Word for word, give the records again, dropping any picture they hold.

========

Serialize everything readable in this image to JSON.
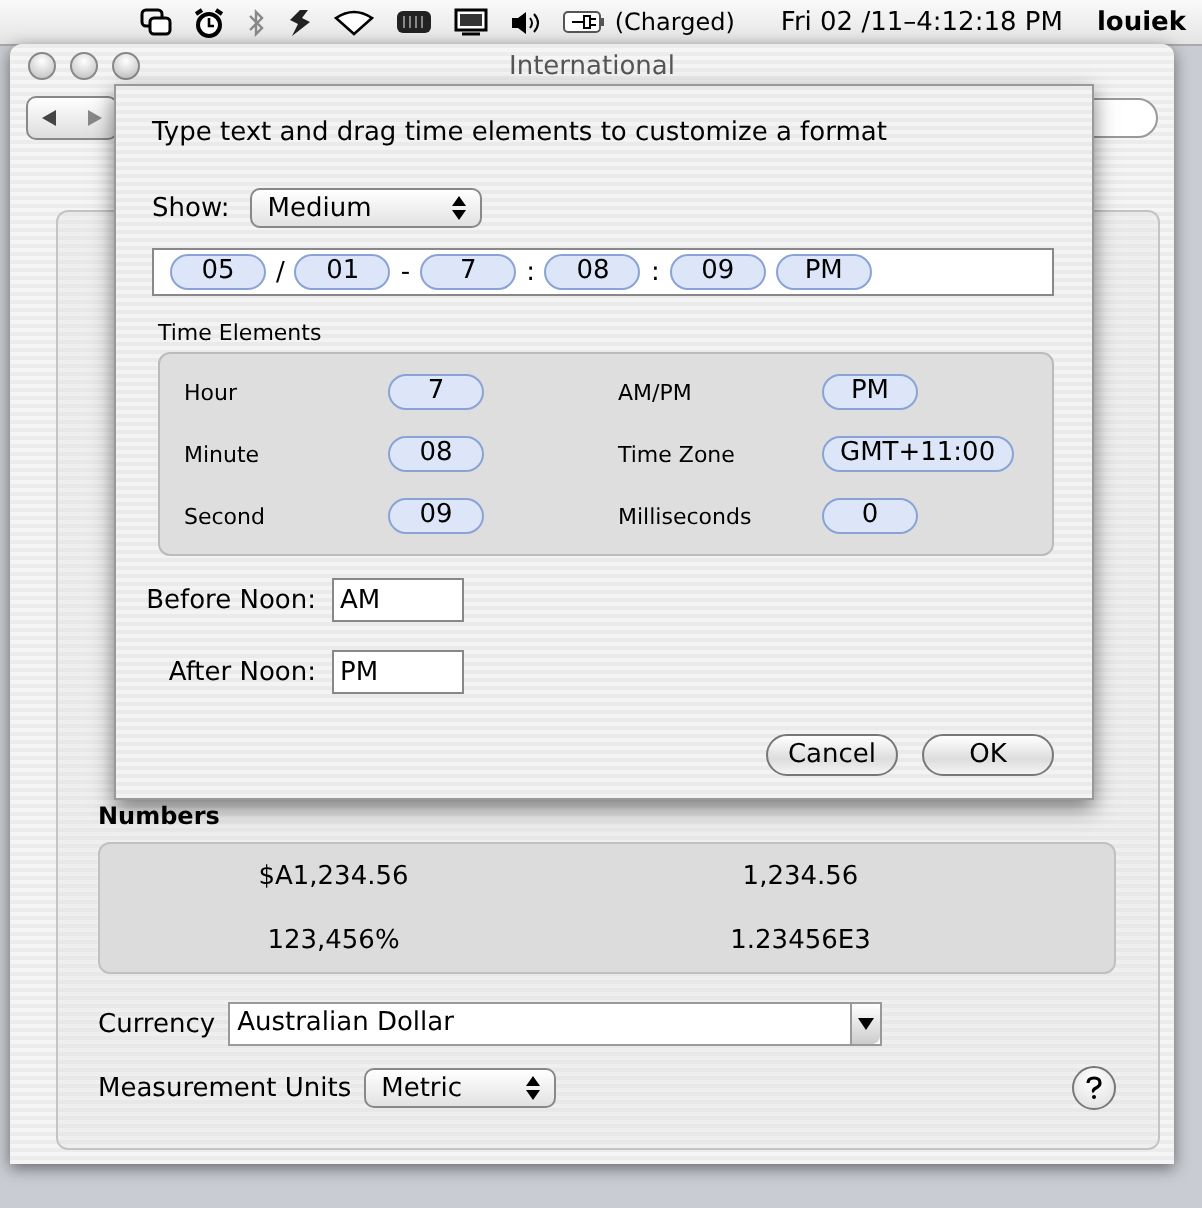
{
  "menubar": {
    "battery_status": "(Charged)",
    "clock": "Fri 02 /11–4:12:18 PM",
    "user": "louiek"
  },
  "window": {
    "title": "International"
  },
  "sheet": {
    "instruction": "Type text and drag time elements to customize a format",
    "show_label": "Show:",
    "show_value": "Medium",
    "format": [
      {
        "kind": "token",
        "text": "05"
      },
      {
        "kind": "text",
        "text": "/"
      },
      {
        "kind": "token",
        "text": "01"
      },
      {
        "kind": "text",
        "text": "-"
      },
      {
        "kind": "token",
        "text": "7"
      },
      {
        "kind": "text",
        "text": ":"
      },
      {
        "kind": "token",
        "text": "08"
      },
      {
        "kind": "text",
        "text": ":"
      },
      {
        "kind": "token",
        "text": "09"
      },
      {
        "kind": "token",
        "text": "PM"
      }
    ],
    "time_elements": {
      "title": "Time Elements",
      "items": [
        {
          "label": "Hour",
          "value": "7"
        },
        {
          "label": "AM/PM",
          "value": "PM"
        },
        {
          "label": "Minute",
          "value": "08"
        },
        {
          "label": "Time Zone",
          "value": "GMT+11:00"
        },
        {
          "label": "Second",
          "value": "09"
        },
        {
          "label": "Milliseconds",
          "value": "0"
        }
      ]
    },
    "before_noon": {
      "label": "Before Noon:",
      "value": "AM"
    },
    "after_noon": {
      "label": "After Noon:",
      "value": "PM"
    },
    "buttons": [
      "Cancel",
      "OK"
    ]
  },
  "numbers": {
    "title": "Numbers",
    "samples": [
      "$A1,234.56",
      "1,234.56",
      "123,456%",
      "1.23456E3"
    ],
    "currency": {
      "label": "Currency",
      "value": "Australian Dollar"
    },
    "measurement": {
      "label": "Measurement Units",
      "value": "Metric"
    }
  }
}
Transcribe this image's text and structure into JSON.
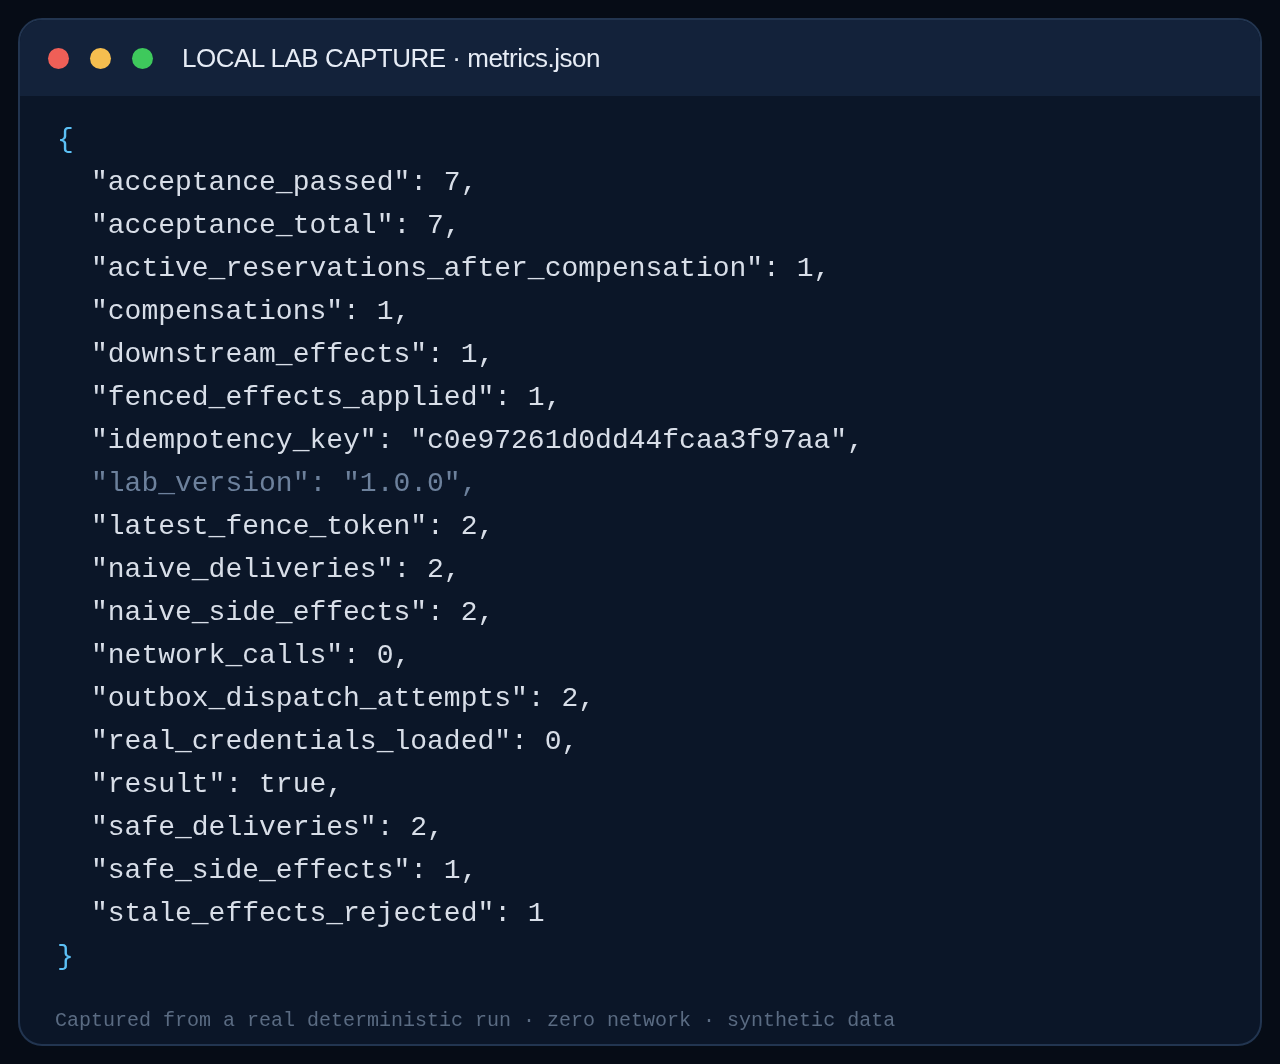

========

| Written reply |
Serialize everything readable in this image to JSON.
{
  "menubar": {
    "battery_status": "(Charged)",
    "clock": "Fri 02 /11–4:12:18 PM",
    "user": "louiek"
  },
  "window": {
    "title": "International"
  },
  "sheet": {
    "instruction": "Type text and drag time elements to customize a format",
    "show_label": "Show:",
    "show_value": "Medium",
    "format": [
      {
        "kind": "token",
        "text": "05"
      },
      {
        "kind": "text",
        "text": "/"
      },
      {
        "kind": "token",
        "text": "01"
      },
      {
        "kind": "text",
        "text": "-"
      },
      {
        "kind": "token",
        "text": "7"
      },
      {
        "kind": "text",
        "text": ":"
      },
      {
        "kind": "token",
        "text": "08"
      },
      {
        "kind": "text",
        "text": ":"
      },
      {
        "kind": "token",
        "text": "09"
      },
      {
        "kind": "token",
        "text": "PM"
      }
    ],
    "time_elements": {
      "title": "Time Elements",
      "items": [
        {
          "label": "Hour",
          "value": "7"
        },
        {
          "label": "AM/PM",
          "value": "PM"
        },
        {
          "label": "Minute",
          "value": "08"
        },
        {
          "label": "Time Zone",
          "value": "GMT+11:00"
        },
        {
          "label": "Second",
          "value": "09"
        },
        {
          "label": "Milliseconds",
          "value": "0"
        }
      ]
    },
    "before_noon": {
      "label": "Before Noon:",
      "value": "AM"
    },
    "after_noon": {
      "label": "After Noon:",
      "value": "PM"
    },
    "buttons": [
      "Cancel",
      "OK"
    ]
  },
  "numbers": {
    "title": "Numbers",
    "samples": [
      "$A1,234.56",
      "1,234.56",
      "123,456%",
      "1.23456E3"
    ],
    "currency": {
      "label": "Currency",
      "value": "Australian Dollar"
    },
    "measurement": {
      "label": "Measurement Units",
      "value": "Metric"
    }
  }
}
Transcribe this image's text and structure into JSON.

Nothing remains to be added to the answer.